Exercise description.
Output, word for word and without pictures, the lines from the one containing "Decode this image" through the final line of the listing below.

Material shown.
※

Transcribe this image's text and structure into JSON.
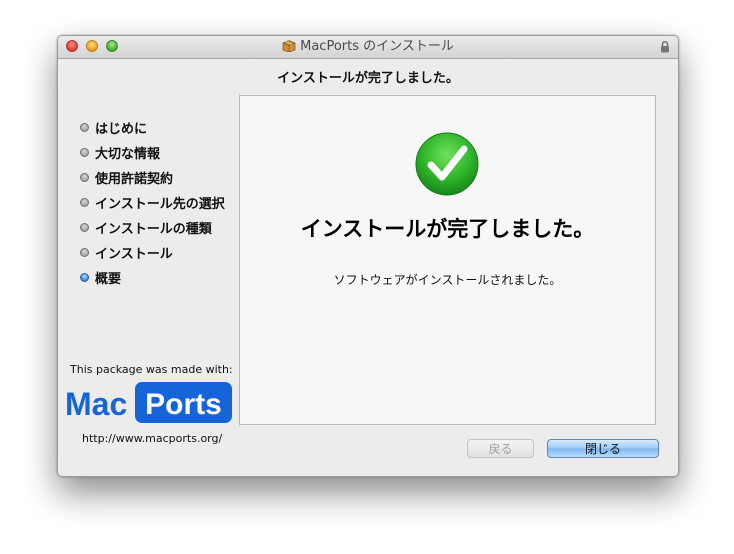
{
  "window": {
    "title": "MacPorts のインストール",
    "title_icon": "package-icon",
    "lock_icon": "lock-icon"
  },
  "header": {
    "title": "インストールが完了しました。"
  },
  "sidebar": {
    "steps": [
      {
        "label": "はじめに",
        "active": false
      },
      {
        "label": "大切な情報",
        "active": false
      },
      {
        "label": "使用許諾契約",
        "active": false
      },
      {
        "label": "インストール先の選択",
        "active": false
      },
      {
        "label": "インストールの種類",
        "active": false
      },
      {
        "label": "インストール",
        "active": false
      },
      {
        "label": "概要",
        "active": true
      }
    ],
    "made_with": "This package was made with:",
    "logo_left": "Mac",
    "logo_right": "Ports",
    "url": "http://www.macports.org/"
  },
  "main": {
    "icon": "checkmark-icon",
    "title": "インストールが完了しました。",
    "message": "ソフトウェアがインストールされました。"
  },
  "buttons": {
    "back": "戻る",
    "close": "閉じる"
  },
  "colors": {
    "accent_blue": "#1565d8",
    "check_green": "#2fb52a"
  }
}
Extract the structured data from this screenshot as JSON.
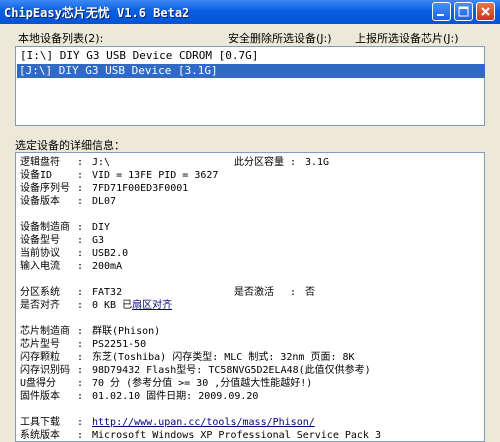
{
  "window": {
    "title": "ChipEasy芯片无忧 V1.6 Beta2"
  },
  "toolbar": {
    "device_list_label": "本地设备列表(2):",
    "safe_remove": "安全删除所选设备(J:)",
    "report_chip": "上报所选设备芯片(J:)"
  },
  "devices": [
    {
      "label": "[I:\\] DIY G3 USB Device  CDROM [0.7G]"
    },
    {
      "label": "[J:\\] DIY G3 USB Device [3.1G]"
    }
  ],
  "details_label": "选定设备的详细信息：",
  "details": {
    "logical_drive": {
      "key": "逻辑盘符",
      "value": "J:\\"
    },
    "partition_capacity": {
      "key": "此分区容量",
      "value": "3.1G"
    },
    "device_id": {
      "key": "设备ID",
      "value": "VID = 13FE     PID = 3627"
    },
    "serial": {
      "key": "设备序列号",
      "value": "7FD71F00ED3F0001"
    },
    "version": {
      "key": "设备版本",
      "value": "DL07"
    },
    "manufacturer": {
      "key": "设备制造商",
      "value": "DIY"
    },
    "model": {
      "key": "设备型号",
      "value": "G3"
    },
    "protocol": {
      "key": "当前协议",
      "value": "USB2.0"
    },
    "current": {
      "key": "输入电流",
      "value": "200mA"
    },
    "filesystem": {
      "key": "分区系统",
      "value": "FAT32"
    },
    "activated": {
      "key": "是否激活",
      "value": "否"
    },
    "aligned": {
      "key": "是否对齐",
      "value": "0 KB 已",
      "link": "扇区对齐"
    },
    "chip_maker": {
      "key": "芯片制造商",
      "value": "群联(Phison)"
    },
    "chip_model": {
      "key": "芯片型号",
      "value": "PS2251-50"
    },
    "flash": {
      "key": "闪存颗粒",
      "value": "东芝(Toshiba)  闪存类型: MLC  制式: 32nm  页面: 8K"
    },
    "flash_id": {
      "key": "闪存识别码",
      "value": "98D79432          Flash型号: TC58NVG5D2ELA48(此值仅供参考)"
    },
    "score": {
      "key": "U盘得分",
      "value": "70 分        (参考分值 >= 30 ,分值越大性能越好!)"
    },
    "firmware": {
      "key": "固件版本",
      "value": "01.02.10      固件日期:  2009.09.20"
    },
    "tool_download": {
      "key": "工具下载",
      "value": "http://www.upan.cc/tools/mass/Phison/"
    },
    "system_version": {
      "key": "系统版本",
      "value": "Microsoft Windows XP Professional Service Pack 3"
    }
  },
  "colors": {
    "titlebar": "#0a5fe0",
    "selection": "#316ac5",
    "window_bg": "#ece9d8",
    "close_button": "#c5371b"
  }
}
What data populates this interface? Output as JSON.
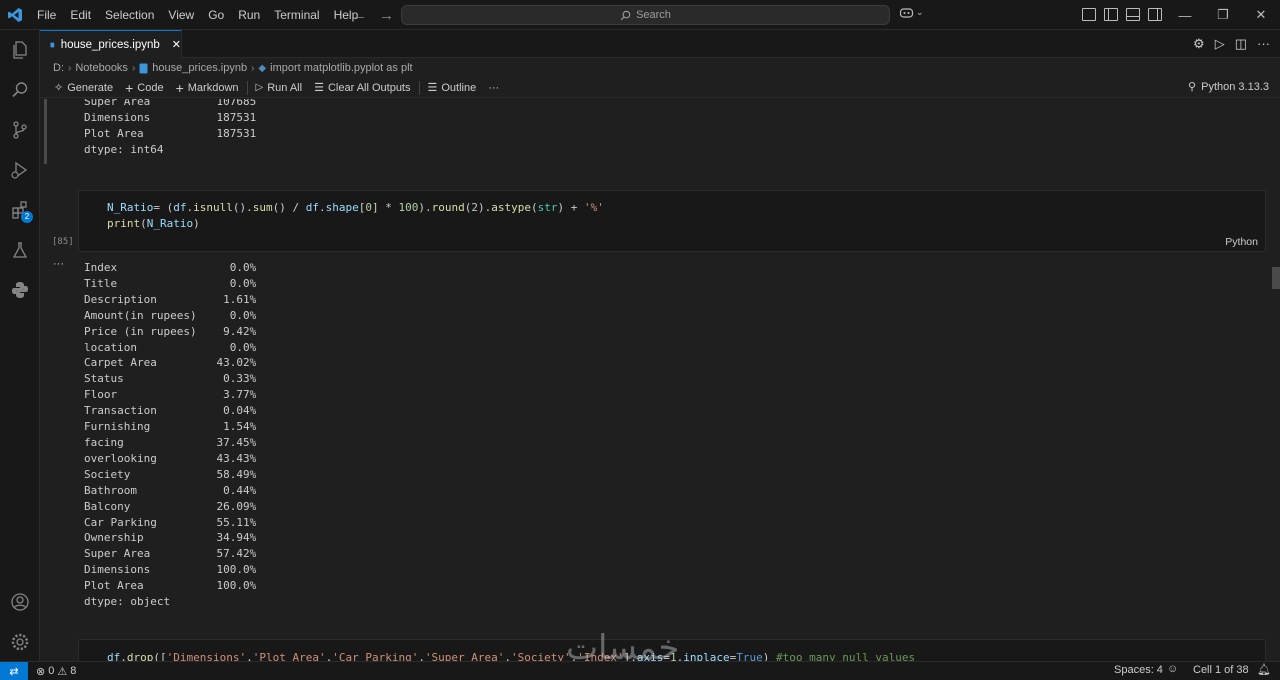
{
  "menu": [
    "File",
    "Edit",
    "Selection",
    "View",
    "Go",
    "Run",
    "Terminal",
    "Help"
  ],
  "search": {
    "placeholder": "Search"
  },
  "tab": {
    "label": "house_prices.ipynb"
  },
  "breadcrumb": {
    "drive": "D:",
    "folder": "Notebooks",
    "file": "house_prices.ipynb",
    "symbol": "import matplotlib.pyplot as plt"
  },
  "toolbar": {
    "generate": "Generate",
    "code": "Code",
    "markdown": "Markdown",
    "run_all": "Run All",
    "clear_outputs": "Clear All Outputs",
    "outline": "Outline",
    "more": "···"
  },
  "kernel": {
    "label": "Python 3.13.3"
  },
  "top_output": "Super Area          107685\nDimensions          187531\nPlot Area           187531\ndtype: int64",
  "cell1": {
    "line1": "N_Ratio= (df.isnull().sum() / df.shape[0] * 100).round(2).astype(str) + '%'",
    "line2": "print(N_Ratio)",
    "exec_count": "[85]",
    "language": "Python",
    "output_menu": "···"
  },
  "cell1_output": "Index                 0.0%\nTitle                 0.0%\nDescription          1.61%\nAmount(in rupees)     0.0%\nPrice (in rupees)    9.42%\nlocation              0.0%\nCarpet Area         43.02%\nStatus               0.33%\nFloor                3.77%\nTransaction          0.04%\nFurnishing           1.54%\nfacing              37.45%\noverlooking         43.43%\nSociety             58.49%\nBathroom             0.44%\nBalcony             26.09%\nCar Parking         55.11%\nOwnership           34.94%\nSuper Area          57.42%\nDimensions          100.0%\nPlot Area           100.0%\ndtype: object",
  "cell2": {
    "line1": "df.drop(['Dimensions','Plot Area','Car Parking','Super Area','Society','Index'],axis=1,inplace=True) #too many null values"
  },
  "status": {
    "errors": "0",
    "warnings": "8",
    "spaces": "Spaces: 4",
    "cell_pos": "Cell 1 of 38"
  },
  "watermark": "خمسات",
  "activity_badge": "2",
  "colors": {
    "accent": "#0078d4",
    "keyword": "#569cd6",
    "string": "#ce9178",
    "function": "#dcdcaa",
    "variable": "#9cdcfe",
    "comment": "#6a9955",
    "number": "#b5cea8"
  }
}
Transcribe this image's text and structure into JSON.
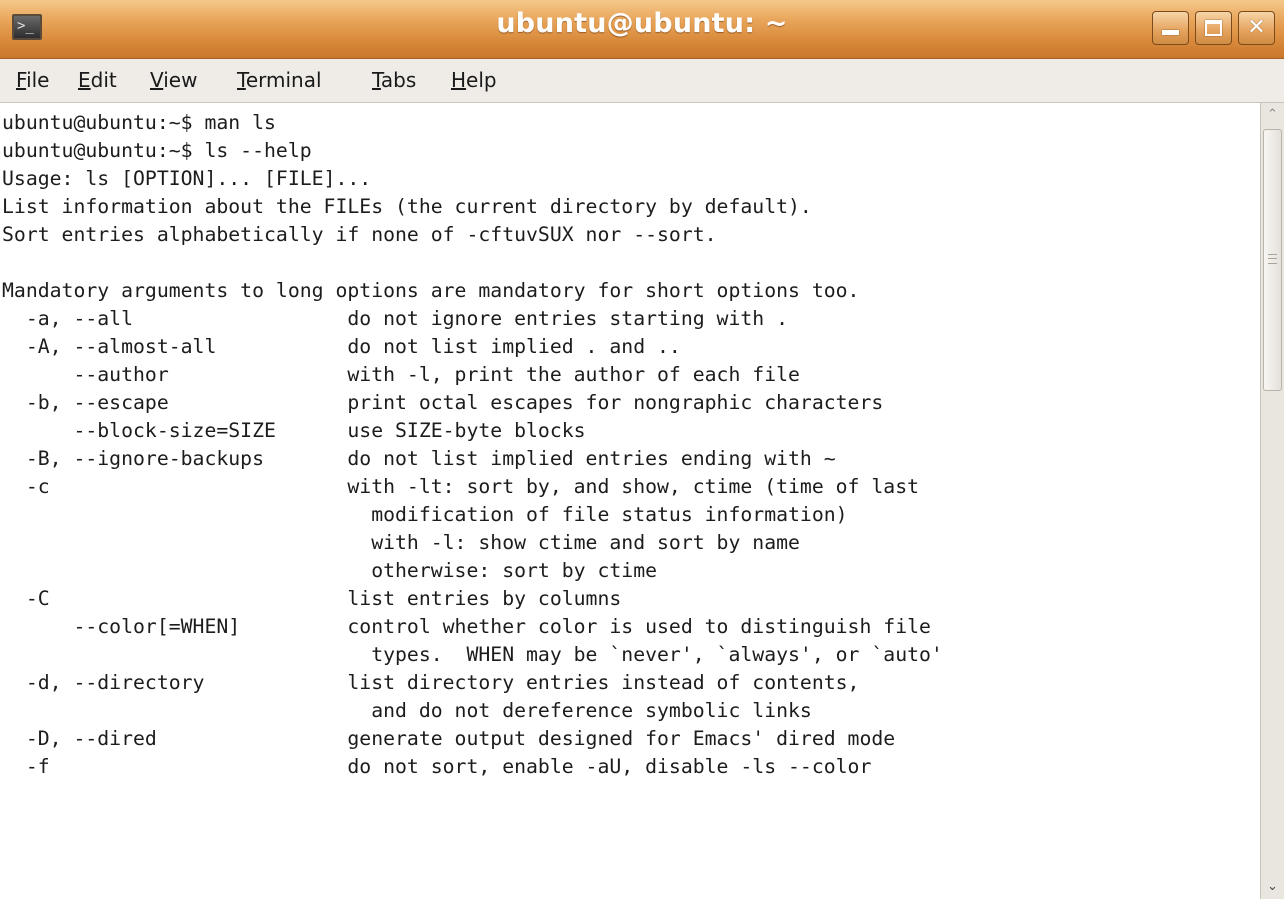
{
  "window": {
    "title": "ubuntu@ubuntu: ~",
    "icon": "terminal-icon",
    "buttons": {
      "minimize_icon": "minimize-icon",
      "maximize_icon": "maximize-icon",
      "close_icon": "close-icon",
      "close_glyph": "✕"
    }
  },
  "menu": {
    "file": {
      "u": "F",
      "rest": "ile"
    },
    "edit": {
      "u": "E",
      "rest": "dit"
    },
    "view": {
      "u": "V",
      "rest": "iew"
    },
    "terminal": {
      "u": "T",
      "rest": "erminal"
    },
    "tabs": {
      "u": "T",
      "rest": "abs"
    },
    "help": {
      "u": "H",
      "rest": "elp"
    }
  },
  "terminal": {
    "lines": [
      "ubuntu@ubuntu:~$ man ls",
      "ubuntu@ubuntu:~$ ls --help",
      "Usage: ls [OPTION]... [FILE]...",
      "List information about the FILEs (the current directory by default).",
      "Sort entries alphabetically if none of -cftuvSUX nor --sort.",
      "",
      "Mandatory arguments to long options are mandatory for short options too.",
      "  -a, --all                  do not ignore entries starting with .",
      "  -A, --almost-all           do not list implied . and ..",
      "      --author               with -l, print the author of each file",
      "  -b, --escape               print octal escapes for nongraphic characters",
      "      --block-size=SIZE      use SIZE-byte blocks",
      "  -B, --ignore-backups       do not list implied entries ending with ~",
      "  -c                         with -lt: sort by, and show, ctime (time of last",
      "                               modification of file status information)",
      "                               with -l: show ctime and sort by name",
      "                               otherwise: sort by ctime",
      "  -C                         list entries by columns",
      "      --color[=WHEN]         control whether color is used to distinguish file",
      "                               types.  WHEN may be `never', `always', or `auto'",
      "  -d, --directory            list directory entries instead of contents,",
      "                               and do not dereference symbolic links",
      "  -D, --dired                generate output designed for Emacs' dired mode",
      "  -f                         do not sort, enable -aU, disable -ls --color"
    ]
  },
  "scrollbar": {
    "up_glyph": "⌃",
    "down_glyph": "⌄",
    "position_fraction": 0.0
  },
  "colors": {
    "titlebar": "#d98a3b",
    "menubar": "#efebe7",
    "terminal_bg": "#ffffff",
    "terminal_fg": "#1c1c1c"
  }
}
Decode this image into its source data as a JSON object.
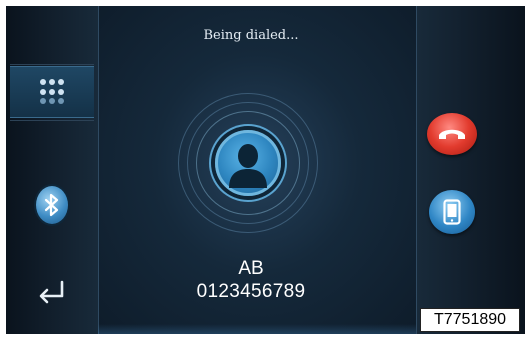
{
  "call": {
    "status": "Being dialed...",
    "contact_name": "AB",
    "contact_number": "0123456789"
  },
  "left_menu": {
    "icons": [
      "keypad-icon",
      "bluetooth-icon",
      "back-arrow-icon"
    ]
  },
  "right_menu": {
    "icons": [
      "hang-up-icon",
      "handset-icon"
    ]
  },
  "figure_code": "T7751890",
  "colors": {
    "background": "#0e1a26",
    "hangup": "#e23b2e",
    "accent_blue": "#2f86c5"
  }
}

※

Response area.
Decode this image into its source data as a JSON object.
{
  "call": {
    "status": "Being dialed...",
    "contact_name": "AB",
    "contact_number": "0123456789"
  },
  "left_menu": {
    "icons": [
      "keypad-icon",
      "bluetooth-icon",
      "back-arrow-icon"
    ]
  },
  "right_menu": {
    "icons": [
      "hang-up-icon",
      "handset-icon"
    ]
  },
  "figure_code": "T7751890",
  "colors": {
    "background": "#0e1a26",
    "hangup": "#e23b2e",
    "accent_blue": "#2f86c5"
  }
}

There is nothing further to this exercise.